The small hand towel that may be given to you or available for purchase is for two purposes: to wash your body and to cover up your private areas when entering and exiting the Onsen. It’s a modesty towel, but it is not necessary. Most ryokans expect guests to keep a small towel and bring it back to their room to dry.
Q: Can I still use the Onsen if I have an injury/sickness/medical condition?
If your injury is an exposed wound that may become infected or contaminate the waters, you must avoid the Onsen. If you have a medical condition or are feeling under the weather, ask your healthcare provider in advance. The water temperature can be hotter than you expect, so don’t take the risk!
Q: Can I use Onsen when pregnant or when menstruating?
Similar to the above, ask your healthcare provider in advance. If you are menstruating, avoid the Onsen even if you have a tampon/menstrual cup.
Q: Can I bring small children of the opposite gender?
It could be a scary feat for small children to bathe alone without a familiar face in sight! Some places may explicitly state the criteria for bringing children of the opposite gender (e.g., under xx cm/xx age). You could stay at a Japanese inn with an Onsen attached or rent out a private Onsen for the whole family to enjoy.
Q: Do I have to strip down naked?
Yes, and no bathing suit is allowed. You must remove all articles of your clothing before entering. If you’re shy of getting down to your birthday suit, opt for staying or renting out a private Onsen.
There are two exceptions for covering up. First, if you enter a Kon-yoku (混浴), mixed-gender Onsen. In this case, you can wrap yourself with a bath towel or wear a bathing suite. The other condition is if you soak in a river with natural hot spring water, which entails bathing in the outdoor wilderness.
Q: I’d like to take photos of the Onsen/myself bathing. Can I bring my camera or smartphone?
Absolutely not! Even if you vow not to take pictures of other bathers, this is a privacy infringement and will get you into serious trouble if caught. If you insist on taking photos, opt for staying in a room with a private Onsen or renting out an Onsen for your private enjoyment.
Q: What should I bring?
Many facilities offer towels and provide shampoo/soap. If not, they will most likely be available at the entrance. Hairdryers and face lotions are most likely provided as well. You can bring a change of clothes, so there is no need to come prepared! If you’re staying at a Japanese inn with an Onsen, you can change into the Yukata (cotton Japanese robes) provided in your room or come in regular clothes.
Q: What other things should I avoid before entering an Onsen?
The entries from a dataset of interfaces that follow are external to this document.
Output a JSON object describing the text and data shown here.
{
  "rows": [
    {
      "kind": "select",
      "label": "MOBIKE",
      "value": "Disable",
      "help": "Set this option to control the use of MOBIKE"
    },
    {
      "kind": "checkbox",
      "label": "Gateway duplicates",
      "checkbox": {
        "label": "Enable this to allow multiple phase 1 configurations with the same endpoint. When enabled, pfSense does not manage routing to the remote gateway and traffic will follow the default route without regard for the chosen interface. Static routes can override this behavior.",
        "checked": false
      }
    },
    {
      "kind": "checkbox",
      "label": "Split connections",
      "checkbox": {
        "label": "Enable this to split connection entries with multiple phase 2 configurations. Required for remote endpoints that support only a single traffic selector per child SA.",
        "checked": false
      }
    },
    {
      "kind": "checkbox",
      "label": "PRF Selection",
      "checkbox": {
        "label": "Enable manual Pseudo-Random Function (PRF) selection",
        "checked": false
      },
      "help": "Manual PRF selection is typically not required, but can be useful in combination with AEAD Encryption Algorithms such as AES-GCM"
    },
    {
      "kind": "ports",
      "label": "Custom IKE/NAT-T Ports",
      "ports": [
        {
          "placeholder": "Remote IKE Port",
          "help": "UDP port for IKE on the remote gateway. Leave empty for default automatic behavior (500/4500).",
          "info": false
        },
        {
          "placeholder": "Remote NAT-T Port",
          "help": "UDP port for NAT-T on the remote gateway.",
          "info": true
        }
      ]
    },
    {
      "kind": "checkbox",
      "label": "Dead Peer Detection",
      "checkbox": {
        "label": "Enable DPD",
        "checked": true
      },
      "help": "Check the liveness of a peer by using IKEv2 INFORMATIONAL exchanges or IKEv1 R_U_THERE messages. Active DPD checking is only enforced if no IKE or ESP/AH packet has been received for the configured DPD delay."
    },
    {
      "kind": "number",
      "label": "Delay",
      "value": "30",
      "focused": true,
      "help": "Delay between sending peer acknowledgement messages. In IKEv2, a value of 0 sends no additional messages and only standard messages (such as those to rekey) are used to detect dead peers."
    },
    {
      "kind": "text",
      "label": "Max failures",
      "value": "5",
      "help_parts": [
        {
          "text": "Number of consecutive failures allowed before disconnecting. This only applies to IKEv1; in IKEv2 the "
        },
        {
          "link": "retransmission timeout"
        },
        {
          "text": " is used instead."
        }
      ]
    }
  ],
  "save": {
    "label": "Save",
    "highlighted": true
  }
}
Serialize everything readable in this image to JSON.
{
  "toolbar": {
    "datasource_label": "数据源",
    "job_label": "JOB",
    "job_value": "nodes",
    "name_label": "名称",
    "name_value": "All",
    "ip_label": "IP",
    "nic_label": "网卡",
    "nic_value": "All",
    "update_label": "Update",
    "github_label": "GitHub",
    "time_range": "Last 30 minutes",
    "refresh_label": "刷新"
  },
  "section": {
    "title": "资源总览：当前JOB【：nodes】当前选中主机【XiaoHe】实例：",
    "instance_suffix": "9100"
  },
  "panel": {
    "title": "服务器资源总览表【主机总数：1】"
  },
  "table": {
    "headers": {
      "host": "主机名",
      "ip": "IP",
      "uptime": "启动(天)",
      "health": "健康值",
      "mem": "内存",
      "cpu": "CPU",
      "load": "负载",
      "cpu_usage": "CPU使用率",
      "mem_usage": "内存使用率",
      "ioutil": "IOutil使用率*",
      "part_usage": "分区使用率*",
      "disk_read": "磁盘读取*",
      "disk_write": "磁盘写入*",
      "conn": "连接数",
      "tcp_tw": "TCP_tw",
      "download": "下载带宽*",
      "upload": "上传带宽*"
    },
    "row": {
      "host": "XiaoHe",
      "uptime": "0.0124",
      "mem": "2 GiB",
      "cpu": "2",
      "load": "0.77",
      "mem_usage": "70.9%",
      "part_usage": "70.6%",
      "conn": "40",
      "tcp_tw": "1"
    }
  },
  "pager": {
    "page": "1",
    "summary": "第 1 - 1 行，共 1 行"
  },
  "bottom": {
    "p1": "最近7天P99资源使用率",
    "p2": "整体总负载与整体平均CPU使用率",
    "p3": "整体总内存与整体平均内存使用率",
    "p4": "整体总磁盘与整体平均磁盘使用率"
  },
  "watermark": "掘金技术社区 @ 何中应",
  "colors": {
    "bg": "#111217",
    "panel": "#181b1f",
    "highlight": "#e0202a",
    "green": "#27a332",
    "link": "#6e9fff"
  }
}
You should avoid going immediately after a meal, drinking alcohol, or after an intense workout. The hot water will raise your body temperature and stimulate blood flow, so give yourself adequate time to settle down before dipping in. The floors can be slippery, so you should always be cautious and never run.
Lastly, don’t forget…
Japanese Onsen is a truly unique experience for any visitor to Japan. While all these etiquette rules can be overwhelming, I hope this has convinced you to dip and immerse yourself in this refreshing custom. Just remember to be courteous and mindful of others, listen to your body, and take breaks in between to avoid overheating. After all, an Onsen is a shared space where bathers come to relax and indulge!
Have you taken an Onsen bath in Japan? Will you give Onsen a try? Share your Onsen stories and recommendations in the comment box below!
Kayoko happily grew up in the urban jungle of Tokyo and in the middle of nowhere East Coast, U.S. After a brief stint as a gelato scooper and a slightly longer employment at an IT company, she decided to drop her cushy job to enroll in culinary school. Kayoko resides in Tokyo with her husband, a penguin pillow, and many half-dead plants. More from Kayoko →